Poems: My Own
Poems: By others
Poems: Classical
Poems: Multilingual
Music & Songs
Stories & Myths
Links to Poetry
About & FAQ
Terms of Use
Contact, Site Notice

The Latest

~ By Courtesy of Others ~




Sinfjotli, the son of Sigmund, wooed the same woman as the brother of Borghild, Sigmund’s wife, and killed him in battle. Sigmund paid compensation to his wife for that death, but she remained unsatisfied, and poisoned Sinfjotli at a feast. 
Sigmund carried his dead son from the hall and down to the seashore, where he came upon an old man sitting beside his boat.

"Hawks scream high among crags;
Below, waves wash against rocks;
Briers and grass grow on the path.
No hall lies near, nor hut of thrall.

Shortly in sea spray Sunna will wet
Her horses’ fetlocks, the hubs of her cart.
When night falls need there is
Of food and fire, beer and a friend.

Where do you wend?-- wolf-like you seem,
Though finely clothed, kingly your garb.
Surely you flee an ill-fated war,
Bearing some kinsman killed by the foe."

"I bear my son slain in the hall
By woman’s wile, not weapon’s stroke.
Long is my journey, my load not light;
Ferry me, stranger, the firth across."

"Surely you do shame to the dead,
Bearing his body from bright-lit hall
Through nighted woods and wolf fells dark
Down to the surf, the seal-loud shore.

Kinsmen call to come to a feast;
Pile with gold a glittering pyre;
Praise the deeds done by his arm;
Lament his loss with mournful words."

"Few kin live to come to a feast.
My people’s line now lies in dust,
Forgotten of gods, forgotten of men--
Long have I lived; of life grown weary.

My father betrayed by a faithless king,
A sister burned, my brothers killed,
And Borghild, my wife, wicked of mind,
My sister’s son, has slain, and mine."

"What mighty wrong could rouse such wrath
That serpent-like your son she stung,
A deed whose cost her death could be,
But nothing less than lasting shame."

"Her brother wooed a woman that
Sinfjotli too had sought to wed..
Sword and sheild settled their feud;
The brother fell as fate decreed.

Such my might for many slain,
Wergild no man of me has had,
Yet freely I gave red gold to her,
Peace to buy for a brother’s death.

Thrice in hall the horn she bore;
Thrice my son with scorn refused,
Knowing the woman willed his death,
And twice myself I took the drink.

Twice unharmed the horn I drained.
Sinfjotli’s might, to mine far less,
No poisoned blade, or point could harm,
Though poison drunk his death would be.

A third time thus; by then grown drunk,
With fool’s words his woe I wrought,
Bade him lift to lip the horn,
And mustache use, the mead to strain..
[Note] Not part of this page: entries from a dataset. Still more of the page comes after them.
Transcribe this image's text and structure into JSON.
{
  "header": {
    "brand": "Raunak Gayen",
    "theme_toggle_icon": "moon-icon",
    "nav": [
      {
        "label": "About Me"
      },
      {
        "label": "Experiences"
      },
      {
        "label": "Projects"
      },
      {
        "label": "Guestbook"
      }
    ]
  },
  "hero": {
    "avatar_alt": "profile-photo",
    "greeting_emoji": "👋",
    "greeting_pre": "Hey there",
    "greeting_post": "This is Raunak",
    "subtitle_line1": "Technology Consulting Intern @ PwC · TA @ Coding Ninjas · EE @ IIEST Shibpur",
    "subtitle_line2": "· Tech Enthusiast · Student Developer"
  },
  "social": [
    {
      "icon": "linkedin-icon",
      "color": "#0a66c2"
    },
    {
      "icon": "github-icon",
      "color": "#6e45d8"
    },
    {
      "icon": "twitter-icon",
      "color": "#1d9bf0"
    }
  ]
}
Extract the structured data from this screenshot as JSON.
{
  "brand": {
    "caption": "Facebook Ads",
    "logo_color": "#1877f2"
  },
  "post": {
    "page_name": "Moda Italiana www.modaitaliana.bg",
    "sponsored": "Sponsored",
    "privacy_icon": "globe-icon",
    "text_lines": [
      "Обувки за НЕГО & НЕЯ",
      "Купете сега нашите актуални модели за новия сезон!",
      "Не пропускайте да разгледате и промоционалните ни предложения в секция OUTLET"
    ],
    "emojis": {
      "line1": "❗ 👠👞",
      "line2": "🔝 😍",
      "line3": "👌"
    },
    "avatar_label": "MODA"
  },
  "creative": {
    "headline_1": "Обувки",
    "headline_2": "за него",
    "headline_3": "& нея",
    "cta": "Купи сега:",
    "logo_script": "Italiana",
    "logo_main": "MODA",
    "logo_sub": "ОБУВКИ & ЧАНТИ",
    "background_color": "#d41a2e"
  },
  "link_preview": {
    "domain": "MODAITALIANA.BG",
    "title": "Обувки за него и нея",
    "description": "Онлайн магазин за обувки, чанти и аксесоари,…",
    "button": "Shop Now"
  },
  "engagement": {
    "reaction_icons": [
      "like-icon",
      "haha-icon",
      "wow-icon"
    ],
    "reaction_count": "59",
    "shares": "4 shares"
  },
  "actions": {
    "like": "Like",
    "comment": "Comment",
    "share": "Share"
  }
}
And so he drank, and dead he fell.
Seldom to man is mead a friend,
As fools in sorrow find next day,
Waking to woes drunk words have wrought.

Little remains for me to do,
But build a pyre and burn my son,
And raise a mound that men will see.
Then live or die, I little care.

My dearest son this day I’ve lost,
And Borghild too, my bedmate once.
Little of worth is left to me,
And I am old, too old to wed."

"Hot your haste to hurry the end.
One battle yet have you to fight,
Another wife to wed remains,
Another son to swell her womb.

A tree of battle barbed with thorn,
Golden of leaf, graceful in form
Yet must spring from Sigmund’s line--
The soil not turned, the seed not sown."

"Well-meaning words their worth but small.
Much I’ve seen, and suffered much
For many half-years, too many by one.
Ferry me, stranger, the firth across."

"Well know I that woman’s art
Freya taught the father of gods.
Far I see, and farther still--
Much is yet for you to do.

Farmaguth my name, well known to men;
Widely through all the worlds I’ve gone.
Though strange to you I seem to be,
Twice we’ve met, and once more will.

But now the sun sets in the west.
Ravens to Har return with word
Of weal and woe in worlds nine.
Too long in talk we’ve lingered here.

My craft is small to carry three,
And you are not a youth half-grown.
Within the bow the body lay,
But you must take the trail around."

Sigmund did as the other bade. But when the boat had been pushed off from the shore it vanished, 
so that Sigmund knew that it was Odin who had taken his son.

© Jack Hart

Poetic form: Fornyrðislag (Old Meter)

Meadhall: Asatru Jack´s site, including the medieval rune poems and modern rune poems by various authors.

Ship of Fools - Jack Hart´s Poetry Magazine. Submissions welcome.

First image: Copper engraving by Johann Gehrts, 1883, German artist. Second image: Unknown.

Back to : [ by Theme ]   [ by Author ]   [ by Title ]